### WHAT YOU SHOULD DO
An exact copy of the listing below is the answer, with the pictures removed.

### SUPPLIED MATERIAL
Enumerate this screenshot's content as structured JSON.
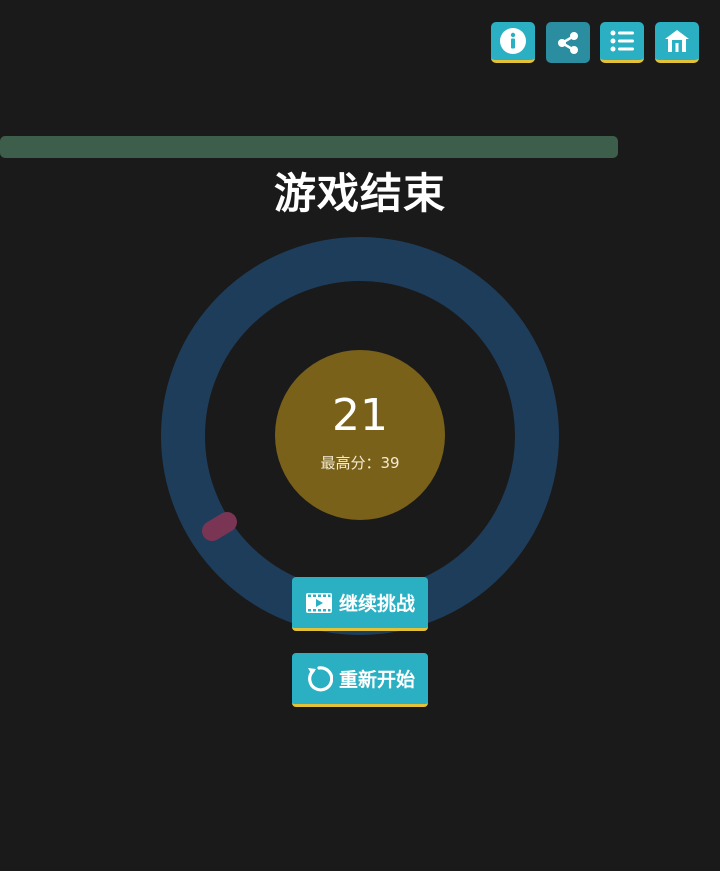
{
  "header": {
    "buttons": [
      {
        "name": "info",
        "icon": "info-icon"
      },
      {
        "name": "share",
        "icon": "share-icon"
      },
      {
        "name": "list",
        "icon": "list-icon"
      },
      {
        "name": "home",
        "icon": "home-icon"
      }
    ]
  },
  "progress": {
    "fraction": 1.0,
    "color": "#3d5e4b"
  },
  "title": "游戏结束",
  "score": {
    "value": "21",
    "best_label": "最高分：39"
  },
  "ring": {
    "ring_color": "#1e3d5a",
    "marker_color": "#7a3555",
    "center_color": "#7a6119"
  },
  "buttons": {
    "continue_label": "继续挑战",
    "continue_icon": "video-icon",
    "restart_label": "重新开始",
    "restart_icon": "restart-icon"
  },
  "colors": {
    "background": "#1a1a1a",
    "button": "#2ab0c2",
    "button_accent": "#e3c23a"
  }
}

### FINISHED EXERCISE
Enumerate this screenshot's content as structured JSON.
{
  "header": {
    "buttons": [
      {
        "name": "info",
        "icon": "info-icon"
      },
      {
        "name": "share",
        "icon": "share-icon"
      },
      {
        "name": "list",
        "icon": "list-icon"
      },
      {
        "name": "home",
        "icon": "home-icon"
      }
    ]
  },
  "progress": {
    "fraction": 1.0,
    "color": "#3d5e4b"
  },
  "title": "游戏结束",
  "score": {
    "value": "21",
    "best_label": "最高分：39"
  },
  "ring": {
    "ring_color": "#1e3d5a",
    "marker_color": "#7a3555",
    "center_color": "#7a6119"
  },
  "buttons": {
    "continue_label": "继续挑战",
    "continue_icon": "video-icon",
    "restart_label": "重新开始",
    "restart_icon": "restart-icon"
  },
  "colors": {
    "background": "#1a1a1a",
    "button": "#2ab0c2",
    "button_accent": "#e3c23a"
  }
}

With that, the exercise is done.